  • I got a little behind in my blog reading last week so I’m just getting to this. I don’t have anything to add except my admiration for a great post that I could not agree more with. Word. Mouth. Foot off, WOMMA.

  • Of the three types of advertising two are basically dishonest:
    1. Alert people to a new product
    2. Compare one’s product to another’s
    3. Persuade people to buy something they really don’t need

    Items 2 and 3 rely on false comparisons (20% brighter), fear (helps prevent halitosis) or envy (most car ads). The same is true of the PR industry. A typical release, say from the beer can industry, will tout the number of cans recycled, but neglects to state that this is still a small fraction of the total sold.

    The creation of astro-turf organizations and “think-tanks” sponsored by (hidden) wealthy interests which purport to put out impartial “research” are all part of the same disinformation milieu we live in.

    So, having fake blogs seems to me just business as usual in a new form. This past week it was revealed that the new digital Leica camera (~$5000) has several defects which were covered up by several well known “independent” review sites. In this case getting the equipment early for review (or perhaps at a good price) was enough to compromise the reviewer’s impartiality.

    What is someone to do who is selling a new toothpaste? Say it’s the same as all the old ones, but please buy it anyway?

    How about when trying to promote a basically harmful product or idea (cigarettes or privatizing social security)? It is impossible to tell the truth and do one’s job in these cases.

    I don’t think we can expect those in the BS industries to embrace transparency, it is up to the public to uncover deception and call them on it. Perhaps the internet will make this easier.

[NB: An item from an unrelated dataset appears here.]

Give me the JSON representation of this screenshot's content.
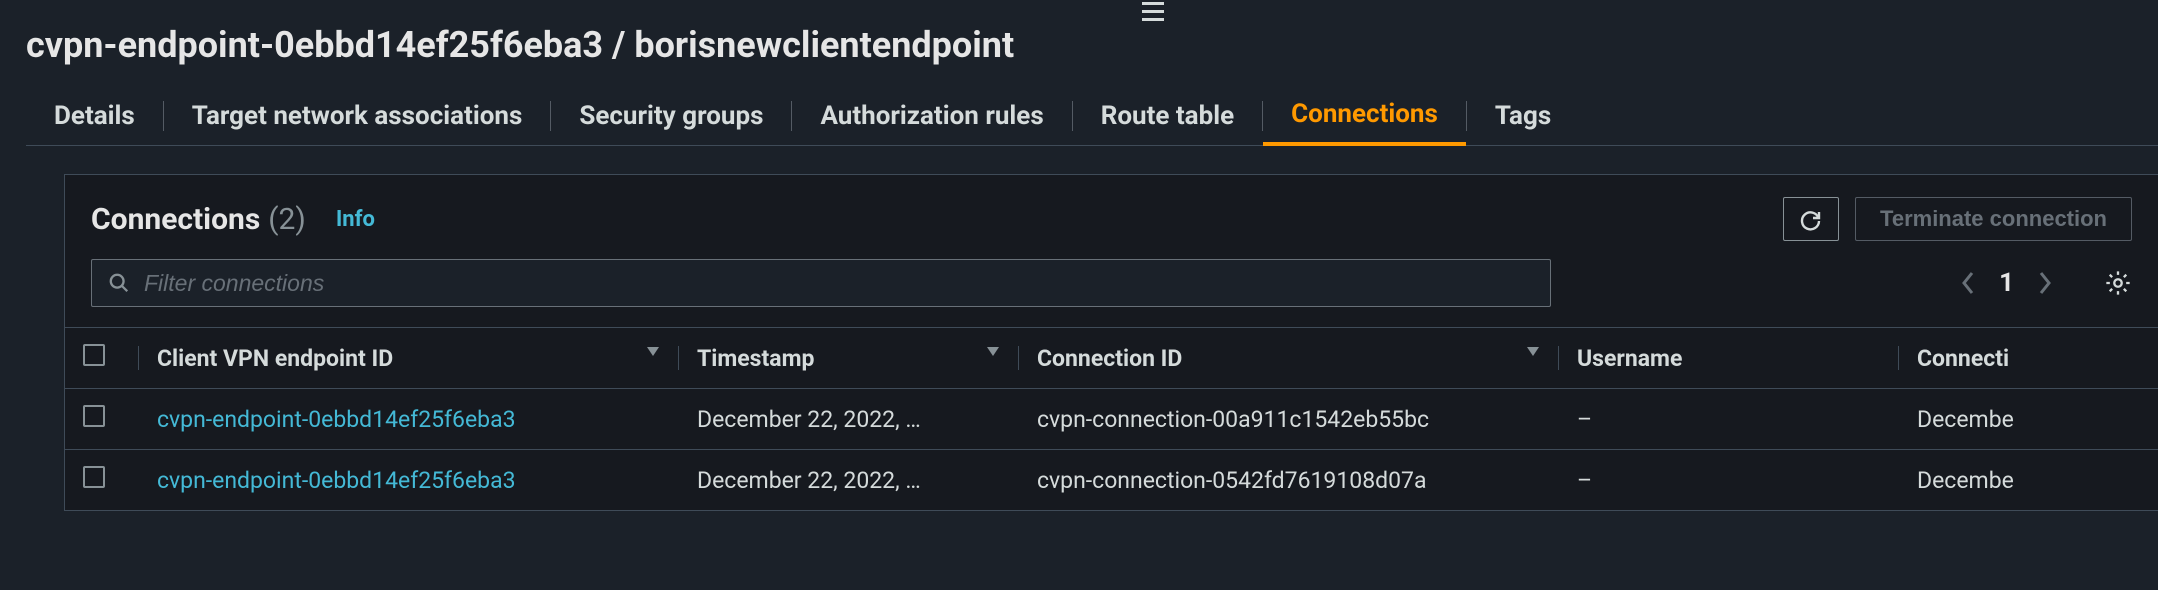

User product reviews are starting to have an effect as Jeff’s experiences with Dell illustrate.